So much money is invested by politicians and vested business interests in the electoral process these days that it’s becoming impossible to draw any conclusions from the outcome of an election.
If more people vote for George Bush (Republican contender) than Ralph Nader (Green Party contender), is it because they agree with Bush and don’t agree with Nader? Or is it because Bush had millions of dollars to spend on thirty second TV commercials and mailings, and Nader had none?
And if most voters make their choice based on the advertising barrage, what does that say about the validity of their decision?
It’s devastating, but probably true, to conclude that the democratic process has become so profoundly corrupted by big money that the election results are impeached.
Campaigning for a ballot initiative in 1998 that would have lowered electricity rates for Californians, I found myself one day handing out printed leaflets in front of the main gate at the Fresno County Fair. It seemed an almost futile gesture: for every one person I talked to (maybe even for sixty seconds), the utility companies were spending $7 million a week and reaching every single TV viewer in the state at least ten times. (We had no money to spend on advertising).
One woman paused to read my pamphlet, and then she said, “But the televisiontold me to vote ‘no’.”
Yes, it did. But the utilities’ ads were so crammed with lies (taxes will go up, electric rates will go up, crime will go up, etc.) that any reasonable person would have felt the same way if that was the only information they had available to them.

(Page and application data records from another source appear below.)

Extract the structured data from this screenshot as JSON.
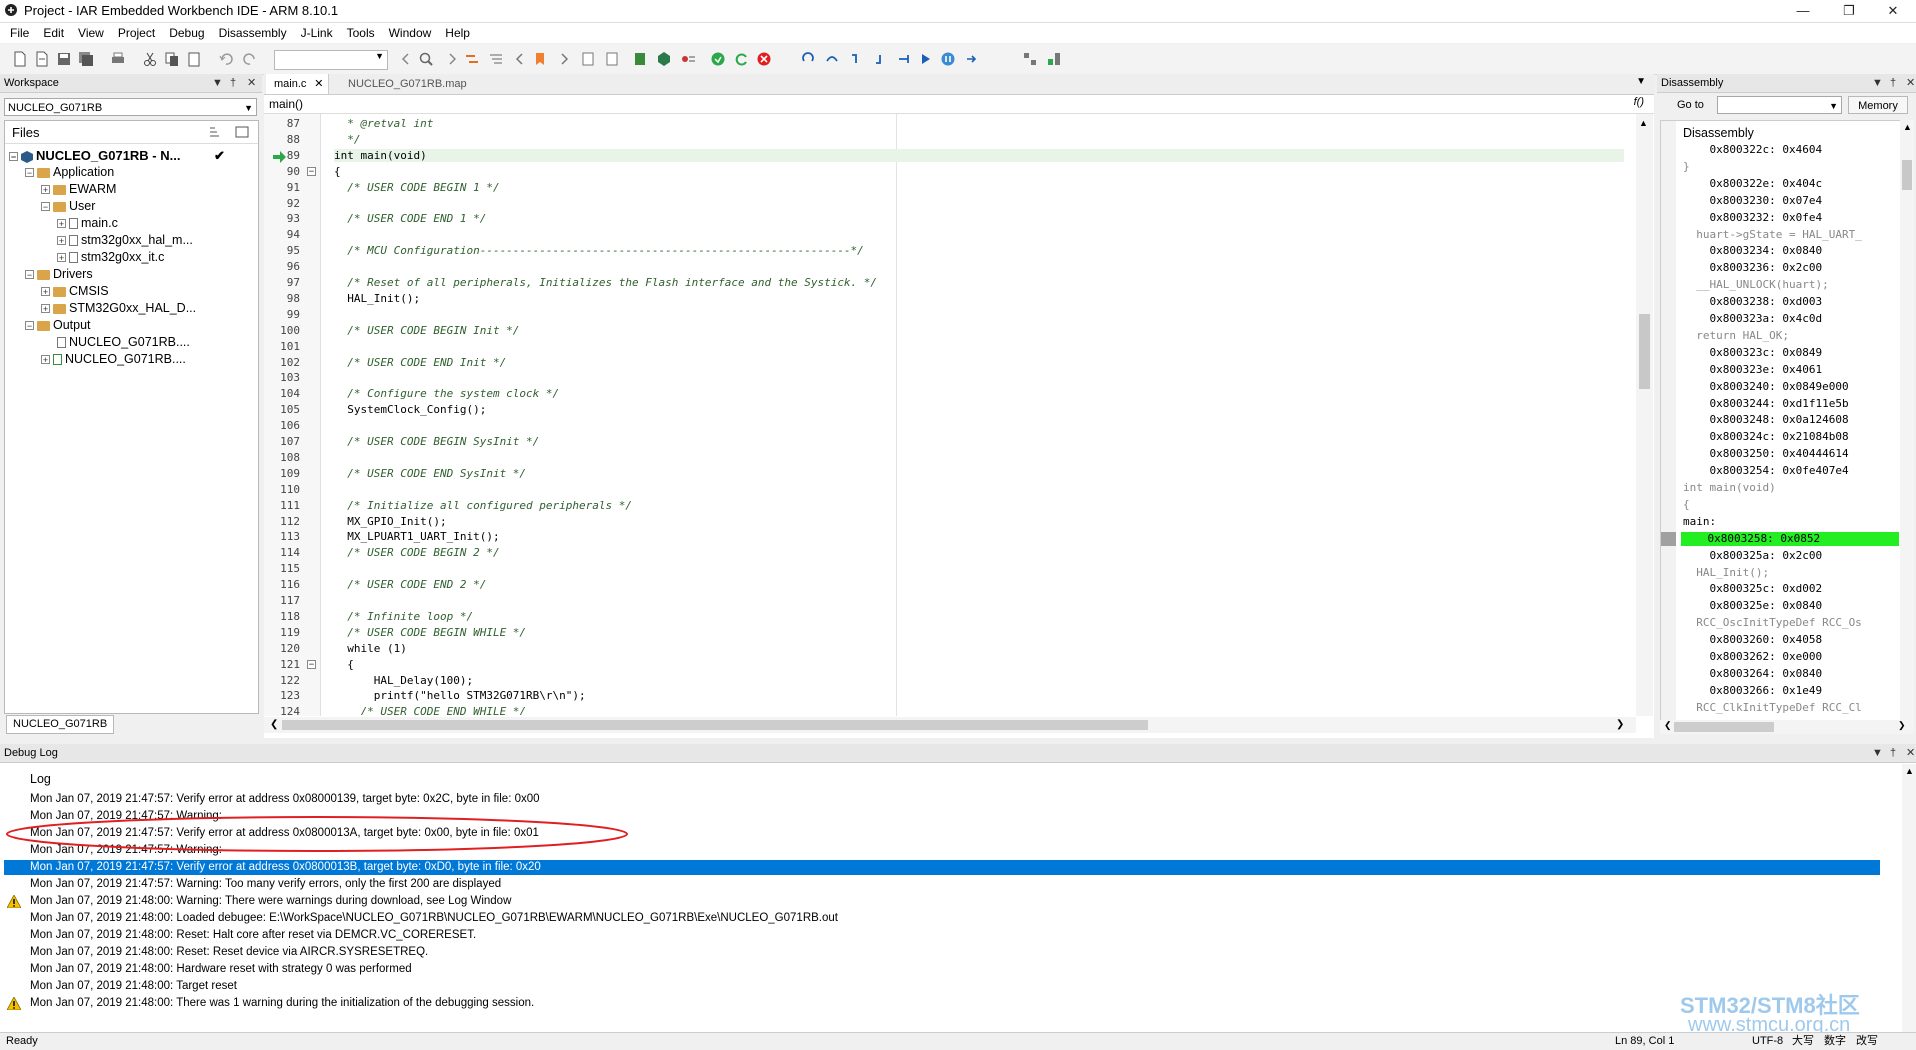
{
  "window": {
    "title": "Project - IAR Embedded Workbench IDE - ARM 8.10.1"
  },
  "menu": [
    "File",
    "Edit",
    "View",
    "Project",
    "Debug",
    "Disassembly",
    "J-Link",
    "Tools",
    "Window",
    "Help"
  ],
  "workspace": {
    "title": "Workspace",
    "config": "NUCLEO_G071RB",
    "files_header": "Files",
    "bottom_tab": "NUCLEO_G071RB",
    "tree": [
      "NUCLEO_G071RB - N...",
      "Application",
      "EWARM",
      "User",
      "main.c",
      "stm32g0xx_hal_m...",
      "stm32g0xx_it.c",
      "Drivers",
      "CMSIS",
      "STM32G0xx_HAL_D...",
      "Output",
      "NUCLEO_G071RB....",
      "NUCLEO_G071RB...."
    ]
  },
  "editor": {
    "tabs": [
      "main.c",
      "NUCLEO_G071RB.map"
    ],
    "function": "main()",
    "lines": [
      {
        "n": "87",
        "t": "  * @retval int"
      },
      {
        "n": "88",
        "t": "  */"
      },
      {
        "n": "89",
        "t": "int main(void)"
      },
      {
        "n": "90",
        "t": "{"
      },
      {
        "n": "91",
        "t": "  /* USER CODE BEGIN 1 */"
      },
      {
        "n": "92",
        "t": ""
      },
      {
        "n": "93",
        "t": "  /* USER CODE END 1 */"
      },
      {
        "n": "94",
        "t": ""
      },
      {
        "n": "95",
        "t": "  /* MCU Configuration--------------------------------------------------------*/"
      },
      {
        "n": "96",
        "t": ""
      },
      {
        "n": "97",
        "t": "  /* Reset of all peripherals, Initializes the Flash interface and the Systick. */"
      },
      {
        "n": "98",
        "t": "  HAL_Init();"
      },
      {
        "n": "99",
        "t": ""
      },
      {
        "n": "100",
        "t": "  /* USER CODE BEGIN Init */"
      },
      {
        "n": "101",
        "t": ""
      },
      {
        "n": "102",
        "t": "  /* USER CODE END Init */"
      },
      {
        "n": "103",
        "t": ""
      },
      {
        "n": "104",
        "t": "  /* Configure the system clock */"
      },
      {
        "n": "105",
        "t": "  SystemClock_Config();"
      },
      {
        "n": "106",
        "t": ""
      },
      {
        "n": "107",
        "t": "  /* USER CODE BEGIN SysInit */"
      },
      {
        "n": "108",
        "t": ""
      },
      {
        "n": "109",
        "t": "  /* USER CODE END SysInit */"
      },
      {
        "n": "110",
        "t": ""
      },
      {
        "n": "111",
        "t": "  /* Initialize all configured peripherals */"
      },
      {
        "n": "112",
        "t": "  MX_GPIO_Init();"
      },
      {
        "n": "113",
        "t": "  MX_LPUART1_UART_Init();"
      },
      {
        "n": "114",
        "t": "  /* USER CODE BEGIN 2 */"
      },
      {
        "n": "115",
        "t": ""
      },
      {
        "n": "116",
        "t": "  /* USER CODE END 2 */"
      },
      {
        "n": "117",
        "t": ""
      },
      {
        "n": "118",
        "t": "  /* Infinite loop */"
      },
      {
        "n": "119",
        "t": "  /* USER CODE BEGIN WHILE */"
      },
      {
        "n": "120",
        "t": "  while (1)"
      },
      {
        "n": "121",
        "t": "  {"
      },
      {
        "n": "122",
        "t": "      HAL_Delay(100);"
      },
      {
        "n": "123",
        "t": "      printf(\"hello STM32G071RB\\r\\n\");"
      },
      {
        "n": "124",
        "t": "    /* USER CODE END WHILE */"
      }
    ]
  },
  "disassembly": {
    "title": "Disassembly",
    "goto_label": "Go to",
    "memory_button": "Memory",
    "header": "Disassembly",
    "lines": [
      {
        "t": "    0x800322c: 0x4604",
        "k": "addr"
      },
      {
        "t": "}",
        "k": "src"
      },
      {
        "t": "    0x800322e: 0x404c",
        "k": "addr"
      },
      {
        "t": "    0x8003230: 0x07e4",
        "k": "addr"
      },
      {
        "t": "    0x8003232: 0x0fe4",
        "k": "addr"
      },
      {
        "t": "  huart->gState = HAL_UART_",
        "k": "src"
      },
      {
        "t": "    0x8003234: 0x0840",
        "k": "addr"
      },
      {
        "t": "    0x8003236: 0x2c00",
        "k": "addr"
      },
      {
        "t": "  __HAL_UNLOCK(huart);",
        "k": "src"
      },
      {
        "t": "    0x8003238: 0xd003",
        "k": "addr"
      },
      {
        "t": "    0x800323a: 0x4c0d",
        "k": "addr"
      },
      {
        "t": "  return HAL_OK;",
        "k": "src"
      },
      {
        "t": "    0x800323c: 0x0849",
        "k": "addr"
      },
      {
        "t": "    0x800323e: 0x4061",
        "k": "addr"
      },
      {
        "t": "    0x8003240: 0x0849e000",
        "k": "addr"
      },
      {
        "t": "    0x8003244: 0xd1f11e5b",
        "k": "addr"
      },
      {
        "t": "    0x8003248: 0x0a124608",
        "k": "addr"
      },
      {
        "t": "    0x800324c: 0x21084b08",
        "k": "addr"
      },
      {
        "t": "    0x8003250: 0x40444614",
        "k": "addr"
      },
      {
        "t": "    0x8003254: 0x0fe407e4",
        "k": "addr"
      },
      {
        "t": "int main(void)",
        "k": "src"
      },
      {
        "t": "{",
        "k": "src"
      },
      {
        "t": "main:",
        "k": "label"
      },
      {
        "t": "    0x8003258: 0x0852",
        "k": "cur"
      },
      {
        "t": "    0x800325a: 0x2c00",
        "k": "addr"
      },
      {
        "t": "  HAL_Init();",
        "k": "src"
      },
      {
        "t": "    0x800325c: 0xd002",
        "k": "addr"
      },
      {
        "t": "    0x800325e: 0x0840",
        "k": "addr"
      },
      {
        "t": "  RCC_OscInitTypeDef RCC_Os",
        "k": "src"
      },
      {
        "t": "    0x8003260: 0x4058",
        "k": "addr"
      },
      {
        "t": "    0x8003262: 0xe000",
        "k": "addr"
      },
      {
        "t": "    0x8003264: 0x0840",
        "k": "addr"
      },
      {
        "t": "    0x8003266: 0x1e49",
        "k": "addr"
      },
      {
        "t": "  RCC_ClkInitTypeDef RCC_Cl",
        "k": "src"
      }
    ]
  },
  "debuglog": {
    "title": "Debug Log",
    "header": "Log",
    "lines": [
      {
        "t": "Mon Jan 07, 2019 21:47:57: Verify error at address 0x08000139, target byte: 0x2C, byte in file: 0x00",
        "w": false,
        "sel": false
      },
      {
        "t": "Mon Jan 07, 2019 21:47:57: Warning:",
        "w": false,
        "sel": false
      },
      {
        "t": "Mon Jan 07, 2019 21:47:57: Verify error at address 0x0800013A, target byte: 0x00, byte in file: 0x01",
        "w": false,
        "sel": false
      },
      {
        "t": "Mon Jan 07, 2019 21:47:57: Warning:",
        "w": false,
        "sel": false
      },
      {
        "t": "Mon Jan 07, 2019 21:47:57: Verify error at address 0x0800013B, target byte: 0xD0, byte in file: 0x20",
        "w": false,
        "sel": true
      },
      {
        "t": "Mon Jan 07, 2019 21:47:57: Warning: Too many verify errors, only the first 200 are displayed",
        "w": false,
        "sel": false
      },
      {
        "t": "Mon Jan 07, 2019 21:48:00: Warning: There were warnings during download, see Log Window",
        "w": true,
        "sel": false
      },
      {
        "t": "Mon Jan 07, 2019 21:48:00: Loaded debugee: E:\\WorkSpace\\NUCLEO_G071RB\\NUCLEO_G071RB\\EWARM\\NUCLEO_G071RB\\Exe\\NUCLEO_G071RB.out",
        "w": false,
        "sel": false
      },
      {
        "t": "Mon Jan 07, 2019 21:48:00: Reset: Halt core after reset via DEMCR.VC_CORERESET.",
        "w": false,
        "sel": false
      },
      {
        "t": "Mon Jan 07, 2019 21:48:00: Reset: Reset device via AIRCR.SYSRESETREQ.",
        "w": false,
        "sel": false
      },
      {
        "t": "Mon Jan 07, 2019 21:48:00: Hardware reset with strategy 0 was performed",
        "w": false,
        "sel": false
      },
      {
        "t": "Mon Jan 07, 2019 21:48:00: Target reset",
        "w": false,
        "sel": false
      },
      {
        "t": "Mon Jan 07, 2019 21:48:00: There was 1 warning during the initialization of the debugging session.",
        "w": true,
        "sel": false
      }
    ]
  },
  "status": {
    "left": "Ready",
    "position": "Ln 89, Col 1",
    "encoding": "UTF-8",
    "ime": [
      "大写",
      "数字",
      "改写"
    ]
  },
  "watermark": {
    "line1": "STM32/STM8社区",
    "line2": "www.stmcu.org.cn"
  },
  "colors": {
    "selection": "#0078d7",
    "current_instr": "#22ee22",
    "title_accent": "#ffffff"
  }
}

Between last October and Election Day, March 7, seven out-of-state insurance companies spent an estimated $50 million to defeat consumer reforms passed by the California Legislature and signed by Governor Gray Davis last year.

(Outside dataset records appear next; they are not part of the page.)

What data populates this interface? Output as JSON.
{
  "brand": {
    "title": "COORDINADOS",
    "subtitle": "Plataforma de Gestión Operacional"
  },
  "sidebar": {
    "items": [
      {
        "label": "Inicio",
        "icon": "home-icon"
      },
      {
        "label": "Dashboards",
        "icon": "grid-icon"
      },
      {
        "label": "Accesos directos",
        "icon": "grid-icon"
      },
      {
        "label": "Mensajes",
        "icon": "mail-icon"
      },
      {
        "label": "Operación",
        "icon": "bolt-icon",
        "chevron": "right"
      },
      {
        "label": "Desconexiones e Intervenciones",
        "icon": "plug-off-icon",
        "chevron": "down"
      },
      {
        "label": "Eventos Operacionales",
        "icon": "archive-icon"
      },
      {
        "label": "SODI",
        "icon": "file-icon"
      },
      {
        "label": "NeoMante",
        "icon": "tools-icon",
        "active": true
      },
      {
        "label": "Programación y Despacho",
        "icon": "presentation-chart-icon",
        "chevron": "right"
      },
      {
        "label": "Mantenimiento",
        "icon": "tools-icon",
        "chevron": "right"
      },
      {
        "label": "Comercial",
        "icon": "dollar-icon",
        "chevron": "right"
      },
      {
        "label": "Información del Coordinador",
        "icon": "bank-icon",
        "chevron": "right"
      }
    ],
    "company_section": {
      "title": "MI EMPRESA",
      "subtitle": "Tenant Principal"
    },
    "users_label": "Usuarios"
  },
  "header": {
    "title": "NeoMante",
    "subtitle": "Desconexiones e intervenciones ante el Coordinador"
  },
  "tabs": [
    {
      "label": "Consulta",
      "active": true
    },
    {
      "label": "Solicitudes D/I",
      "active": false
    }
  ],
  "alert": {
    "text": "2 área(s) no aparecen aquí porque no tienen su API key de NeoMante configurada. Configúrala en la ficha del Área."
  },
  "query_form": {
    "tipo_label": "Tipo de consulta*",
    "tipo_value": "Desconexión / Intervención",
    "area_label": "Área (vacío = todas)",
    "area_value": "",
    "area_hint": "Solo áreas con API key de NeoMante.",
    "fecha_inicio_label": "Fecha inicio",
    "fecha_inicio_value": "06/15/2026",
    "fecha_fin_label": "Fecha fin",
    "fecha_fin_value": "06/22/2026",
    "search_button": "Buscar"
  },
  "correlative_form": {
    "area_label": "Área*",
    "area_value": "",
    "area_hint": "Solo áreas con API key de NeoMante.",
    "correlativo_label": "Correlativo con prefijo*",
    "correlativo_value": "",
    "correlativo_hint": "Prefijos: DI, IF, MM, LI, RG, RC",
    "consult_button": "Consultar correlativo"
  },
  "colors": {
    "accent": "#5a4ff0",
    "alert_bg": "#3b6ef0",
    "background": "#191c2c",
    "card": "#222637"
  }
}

The two propositions (30 and 31) gave injured consumers the right to sue an insurance company that didn’t pay claims. But watching the insurers’ ads, you would have thought that a bunch of drunk drivers had lobbied the legislature to increase the income of lawyers.

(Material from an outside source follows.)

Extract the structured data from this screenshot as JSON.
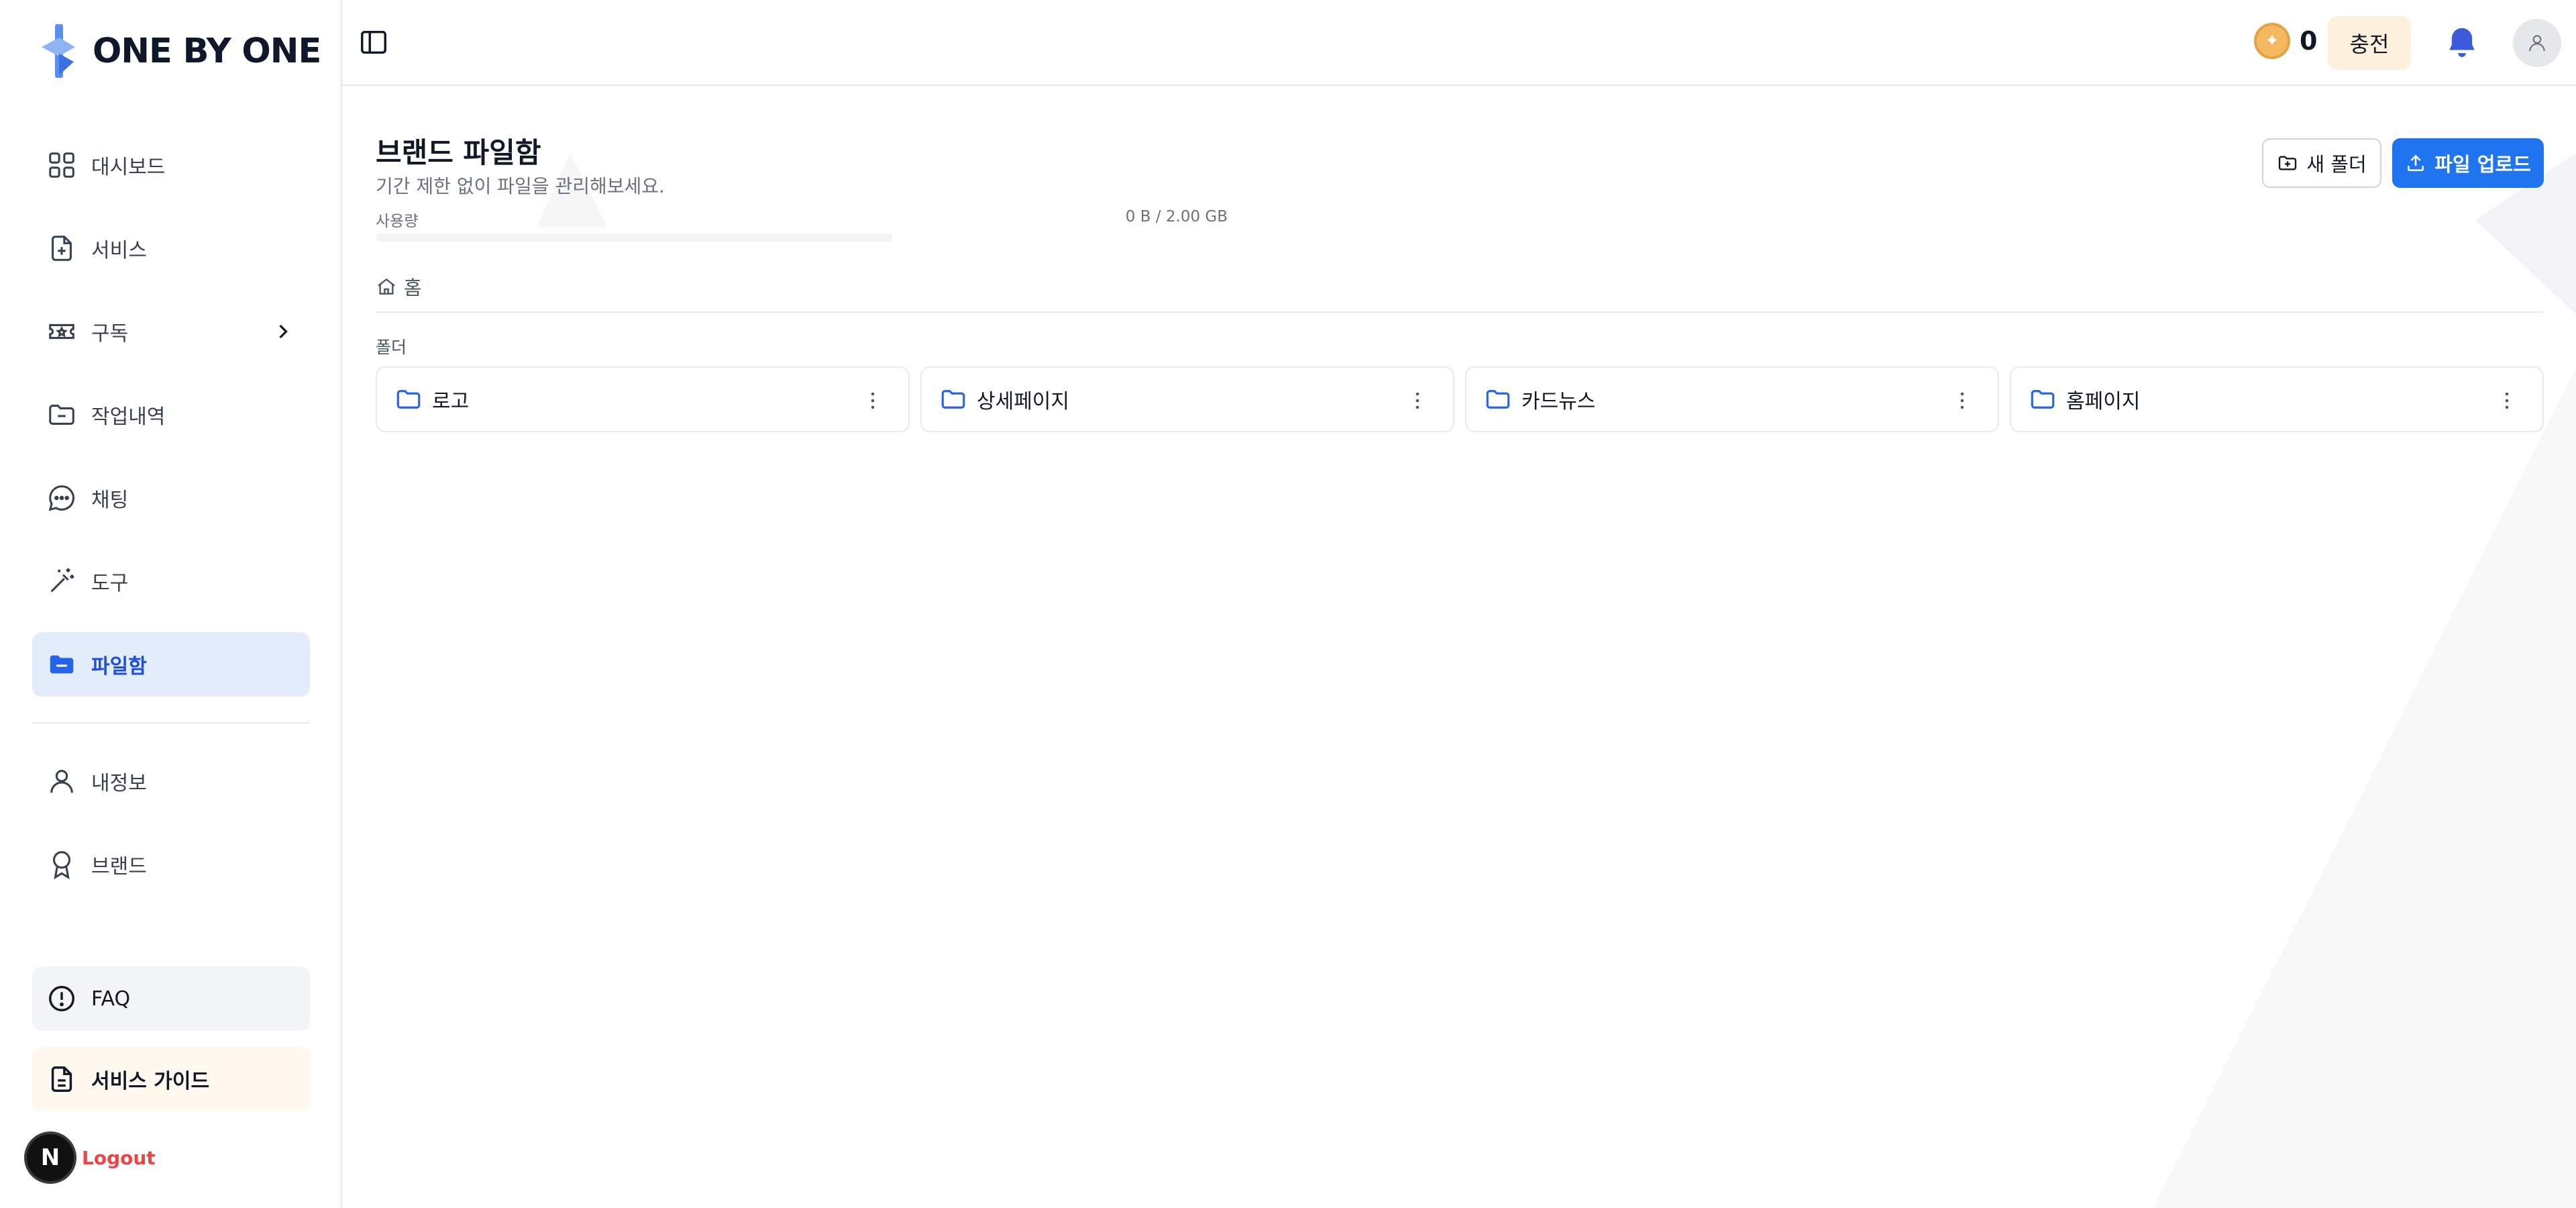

The conventional wisdom in Sacramento (promoted, of course, by insurers)is that voter rejection of the reforms is a referendum that must be respected: no further legislation on the topic permitted.
But that’s ridiculous. The vote can only be considered a referendum on the size of the insurance companies’ war chest (funded by your premium dollars, by the way). The organization which backed the legislation, the Consumer Attorneys of California, is the only lobbying group with money to defend the reforms. But it raised only 10% of what the industry spent.
It’s not just money and lies that produce election results these days. Another trick of the corporate lobbies is to hide behind ersatz “consumer” or “environmental” advocates. Example: In 1998, David Horowitz, once a consumer reporter on local TV, continuously appeared on TV in what seemed to be brief news broadcasts, railing against our utility rate cut initiative. But they were actually advertisements, paid for by the utility companies.
And so was he! Campaign disclosure reports showed Horowitz raked in over $100,000 to deploy his journalistic skills on behalf of the utilities.
Another example: “Voter Revolt,” the non-profit group I started eleven years ago to sponsor 103, has been taken over by political consultants who sold it to the insurance industry. The group was paid $125,000 by the insurance companies to send mailings and appear in television commercials opposing pro-consumer Propositions 30 and 31.
Meanwhile, elected officials, who by virtue of their office offer at least some credibility on major public policy issues, are increasingly unwilling to take a position on controversial matters. They don’t want to antagonize the big business backers of various campaigns.
Political cowardice poster child #1: California Governor Gray Davis. He signed the insurance reform legislation after insisting on weakening amendments requested by some minor insurance companies. But once the major insurance companies began the campaign against the laws, Davis was nowhere to be found’ At least until two weeks ago, when the Governor was on the phone with insurance and utility companies soliciting money from them to defeat campaign finance reform legislation, according to the Los Angeles Times.
In fact, Davis warned the insurance and utility fat cats that if reform passed, the Foundation for Taxpayer and Consumer Rights and other citizen groups would find it easier to place reform measures on the ballot!
We’re proud that the Governor recognized our work.
Will the Internet Change This Situation?
What can possibly rescue our democracy from the tyranny of money? All hype aside, it may be the Internet. Over 100 million Americans are online. (Note: that means another 130 million still aren’t).
For public interest groups like ours, with no money for TV ads, the net offers the possibility of reaching way more people than we ever could standing in front of the Fresno County Fair.
Recognizing this, we have revamped our web site to make our extensive libraries of research and analysis readily available.
On our site, people can read more about insurance and health care issues; learn about our reform efforts; download a detailed expose of the people like David Horowitz who get paid to mislead voters; and become directly involved in FTCR’s work.